    (LO3) Students will be able to describe, show understanding of and rationalise a range of supramolecular assemblies, including their formation, their behaviour, and their applications in the context of supramolecular chemistry.

    (LO4) Students will be able to explain the principles of solvent effects on supramolecular complexes, why and how solvents affect the strength of supramolecular interactions, and design potential supramolecular hosts taking these principles into account.

    (LO5) Students will be able to evaluate which characterisation method is suitable for a given supramolecular complex (including NMR, ITC, MS, UV/Vis titration), and explain what the data show for each method.

    (LO6) Students will be able to comment critically on and synthesise a summary of the key messages from a recent research paper describing applications for supramolecular complexes.

  • Asymmetric Synthesis and Synthetic Strategy (CHEM433)
    LevelM
    Credit level7.5
    SemesterFirst Semester
    Exam:Coursework weighting80:20
    Aims

    The aim of this module is to further broaden and extend the students' knowledge of modern Organic Chemistry, so that they will be able to enter directly into a PhD programme or embark on a career as a specialist chemist. Specifically, students will learn the concepts that enable stereo control in reactions and the fundamental disconnections in organic synthesis.

    Learning Outcomes

    (LO1) Ability to understand and design strategies that enable the synthesis of complex organic molecules in a stereocontrolled fashion.

    (S1) Critical thinking and problem-solving

    (S2) critical analysis of experimental results

  • Applied Organic Chemistry: Synthesis of Natural Products in Industry (CHEM436)
    LevelM
    Credit level7.5
    SemesterSecond Semester
    Exam:Coursework weighting80:20
    Aims

    This module aims to demonstrate the application of organic chemistry for the industrial synthesis of key organic building blocks (petrochemicals), biosynthesis and industrial synthesis of important classes of natural compounds. It will also highlight the history of discovery and applications of an array of notable natural products.

    Learning Outcomes

    (L7-1) Ability to demonstrate knowledge of important classes of natural compounds and their main applications in medicine, agriculture, food and perfume industry

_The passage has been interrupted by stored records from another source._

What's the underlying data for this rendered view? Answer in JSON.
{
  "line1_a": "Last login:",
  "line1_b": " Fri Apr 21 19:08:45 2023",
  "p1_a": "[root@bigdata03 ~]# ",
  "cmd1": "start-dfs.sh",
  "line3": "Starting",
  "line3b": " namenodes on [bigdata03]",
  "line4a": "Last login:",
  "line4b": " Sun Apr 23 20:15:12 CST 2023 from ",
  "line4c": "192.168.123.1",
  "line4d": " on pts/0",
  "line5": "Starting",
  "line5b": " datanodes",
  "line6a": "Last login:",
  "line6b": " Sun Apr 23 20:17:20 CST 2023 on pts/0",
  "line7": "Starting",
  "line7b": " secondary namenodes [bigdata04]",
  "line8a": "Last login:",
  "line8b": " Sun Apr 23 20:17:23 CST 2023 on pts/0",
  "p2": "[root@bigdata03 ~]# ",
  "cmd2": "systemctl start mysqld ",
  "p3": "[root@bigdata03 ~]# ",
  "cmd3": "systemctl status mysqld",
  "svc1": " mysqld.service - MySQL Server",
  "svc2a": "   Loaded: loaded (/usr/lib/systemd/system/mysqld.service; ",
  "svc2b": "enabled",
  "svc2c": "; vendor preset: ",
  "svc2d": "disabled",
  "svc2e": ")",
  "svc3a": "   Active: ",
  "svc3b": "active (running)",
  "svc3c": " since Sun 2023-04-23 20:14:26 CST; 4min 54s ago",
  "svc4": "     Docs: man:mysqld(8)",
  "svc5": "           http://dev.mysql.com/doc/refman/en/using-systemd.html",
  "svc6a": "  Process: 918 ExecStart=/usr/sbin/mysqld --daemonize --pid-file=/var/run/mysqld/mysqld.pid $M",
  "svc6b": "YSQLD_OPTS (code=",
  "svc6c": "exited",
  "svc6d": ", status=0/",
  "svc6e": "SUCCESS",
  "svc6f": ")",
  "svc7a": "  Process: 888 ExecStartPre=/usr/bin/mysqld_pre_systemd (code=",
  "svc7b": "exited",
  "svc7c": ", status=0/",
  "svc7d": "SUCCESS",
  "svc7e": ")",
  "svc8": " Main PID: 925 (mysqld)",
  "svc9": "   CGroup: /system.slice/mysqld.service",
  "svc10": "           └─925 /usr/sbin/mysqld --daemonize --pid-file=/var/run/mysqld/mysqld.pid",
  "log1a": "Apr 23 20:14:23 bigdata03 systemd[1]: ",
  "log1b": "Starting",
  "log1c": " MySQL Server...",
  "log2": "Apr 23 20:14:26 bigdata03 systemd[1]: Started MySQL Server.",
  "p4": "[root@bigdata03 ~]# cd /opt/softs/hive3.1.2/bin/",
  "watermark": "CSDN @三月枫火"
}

    (L7-2) Ability to show understanding of key factors underpinning sustainable industrial organic synthesis

    (L7-3) Ability to demonstrate knowledge of main industrial pathways for the generation of basic organic building blocks from natural resources (petroleum and natural gas)

    (L7-4) Ability to demonstrate knowledge of important biosyntheses and industrial syntheses of a range of natural compounds

    (L7-5) Ability to apply knowledge of organic chemistry and catalysis to understanding of important industrial organic transformations

The programme detail and modules listed are illustrative only and subject to change.


Teaching and Learning

Laboratory classes in Years One and Two prepare you for independent laboratory work in Years Three and Four. In Year Three you will carry out mini research projects, while in Year Four you will carry out research alongside PhD and postdoctoral researchers on cuttingedge projects, often leading to a first scientific publication. Computational modelling and molecular visualisation are introduced as interactive animated models from Year One, reinforced as a key skill in later years and by Year Four of MChem programmes you will be able to perform your own calculations to underpin final year research projects.


Assessment

You are assessed by examination at the end of each semester (January and May/June) and by continuous assessment of laboratory practicals, class tests, workshops, tutorials and assignments. You have to pass each year of study before you are allowed to progress to the following year. Re-sit opportunities are available in September at the end of Years One and Two. If you take an industrial placement, a minimum standard of academic performance is required before you are allowed to embark on your placements. You are expected to perform at a 2:1 level if you wish to continue on a MChem programme. All years of study (with the exception of Year One) contribute to the final degree classification.